Dominic Perrottet (center) will face good buddy Rob Stokes (right)
“We can only do that if we stay united, and maintain stability and continuity for the people of our state.”
Former Prime Minister and elder of the Liberal Party John Howard has supported Mr Perrottet saying he is driven and reform-oriented.
It comes as the NSW Nationals prepare for their own leadership contest.
The NSW government will have a brand new leadership team on Wednesday, after Deputy Prime Minister and leader of the Nationals, John Barilaro, announced he would also leave parliament on Monday.
Paul Toole and Adam Marshall are expected to join Melinda Pavey in a three-way race to fill his position, with a ballroom vote on Wednesday.
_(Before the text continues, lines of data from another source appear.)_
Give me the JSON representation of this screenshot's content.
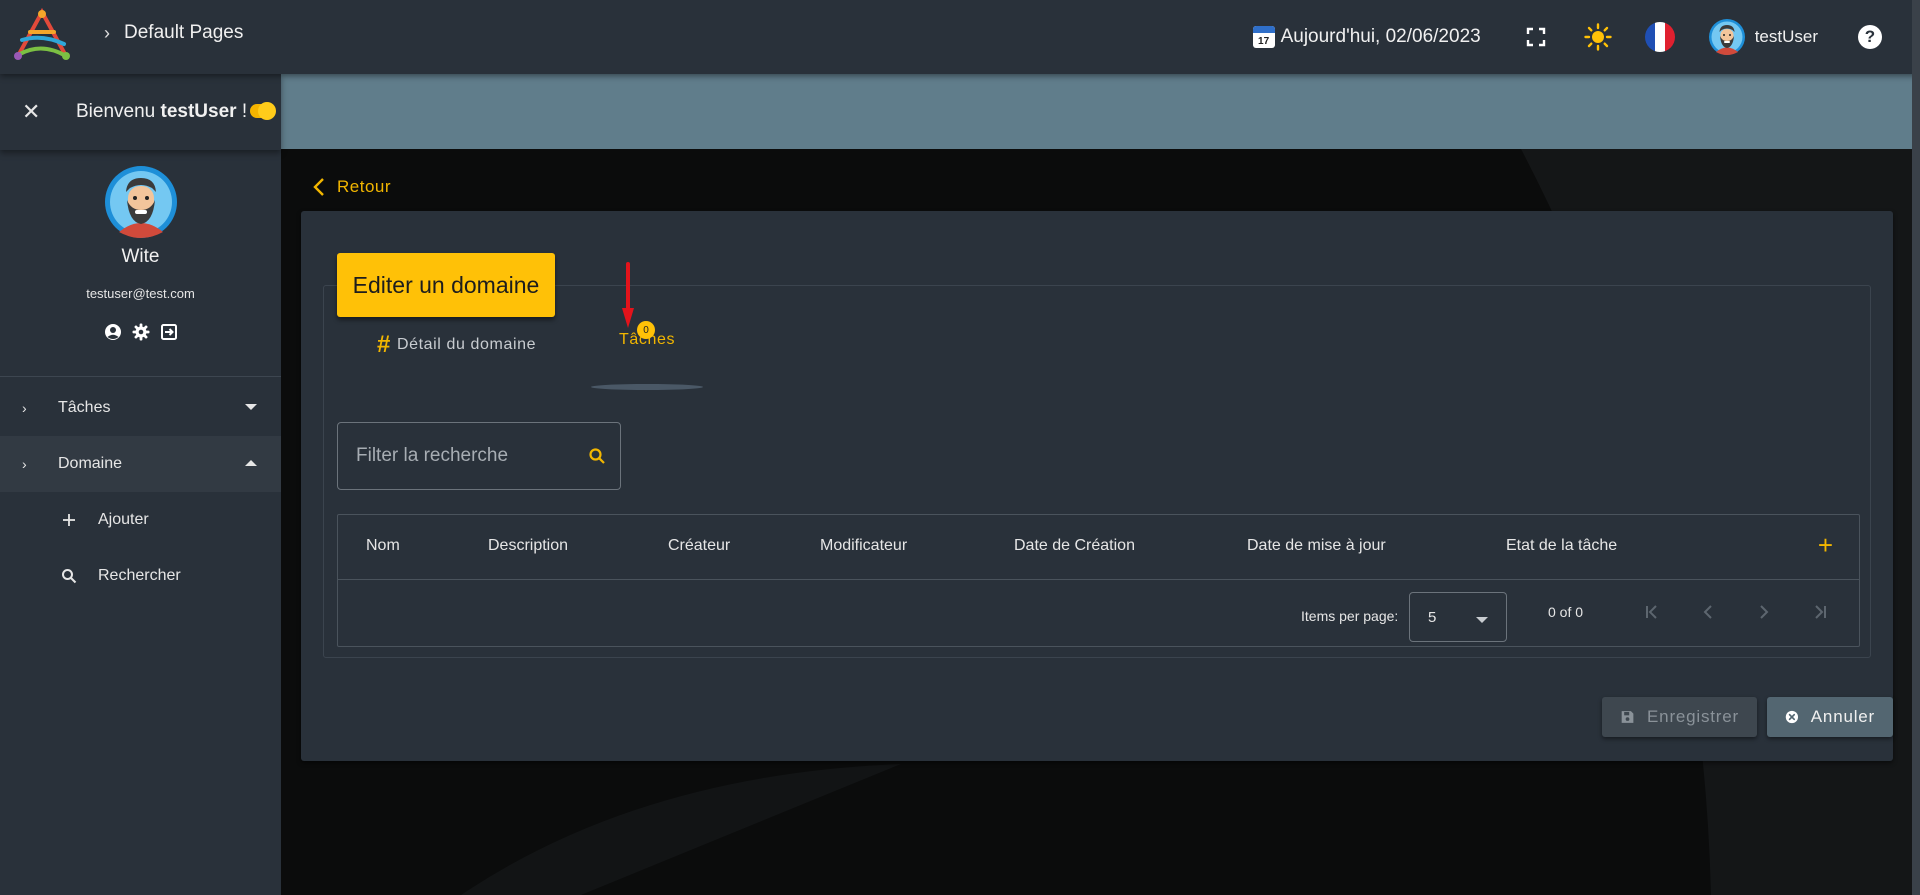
{
  "header": {
    "breadcrumb": "Default Pages",
    "date_text": "Aujourd'hui, 02/06/2023",
    "calendar_day": "17",
    "username": "testUser",
    "help_label": "?"
  },
  "sidebar": {
    "welcome_prefix": "Bienvenu ",
    "welcome_user": "testUser",
    "welcome_suffix": " !",
    "profile_name": "Wite",
    "profile_email": "testuser@test.com",
    "menu": [
      {
        "label": "Tâches",
        "expanded": false
      },
      {
        "label": "Domaine",
        "expanded": true
      }
    ],
    "submenu": [
      {
        "label": "Ajouter",
        "icon": "plus-icon"
      },
      {
        "label": "Rechercher",
        "icon": "search-icon"
      }
    ]
  },
  "main": {
    "back_label": "Retour",
    "card_title": "Editer un domaine",
    "tabs": [
      {
        "label": "Détail du domaine",
        "active": false
      },
      {
        "label": "Tâches",
        "active": true,
        "badge": "0"
      }
    ],
    "search_placeholder": "Filter la recherche",
    "table": {
      "columns": [
        "Nom",
        "Description",
        "Créateur",
        "Modificateur",
        "Date de Création",
        "Date de mise à jour",
        "Etat de la tâche"
      ],
      "add_label": "+",
      "items_per_page_label": "Items per page:",
      "items_per_page": "5",
      "range_label": "0 of 0"
    },
    "buttons": {
      "save": "Enregistrer",
      "cancel": "Annuler"
    }
  },
  "colors": {
    "accent": "#ffc107",
    "topbar": "#29313a",
    "banner": "#607d8b",
    "annotation_arrow": "#e3131b"
  }
}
Mr Barilaro’s resignation means the NSW government will face three by-elections in the coming months for the Willoughby, Bega and Monaro seats, after Transport Secretary Andrew Constance also announced on Sunday that he would be leaving to try to move to federal politics.
Dominic Perrottet spent the holiday hard working Monday to collect the numbers for the top job to be decided on Tuesday
Opposition leader Chris Minns on Monday reprimanded Mr Constance and Mr Barilaro for resigning during the pandemic.
“Having a new job or wanting to enter a new political arena is not a good reason to abandon your electorate and start a new career, especially during a pandemic,” he said.
Midterm elections cost more than $1.5 million each, he said, urging them to reconsider their decision to quit.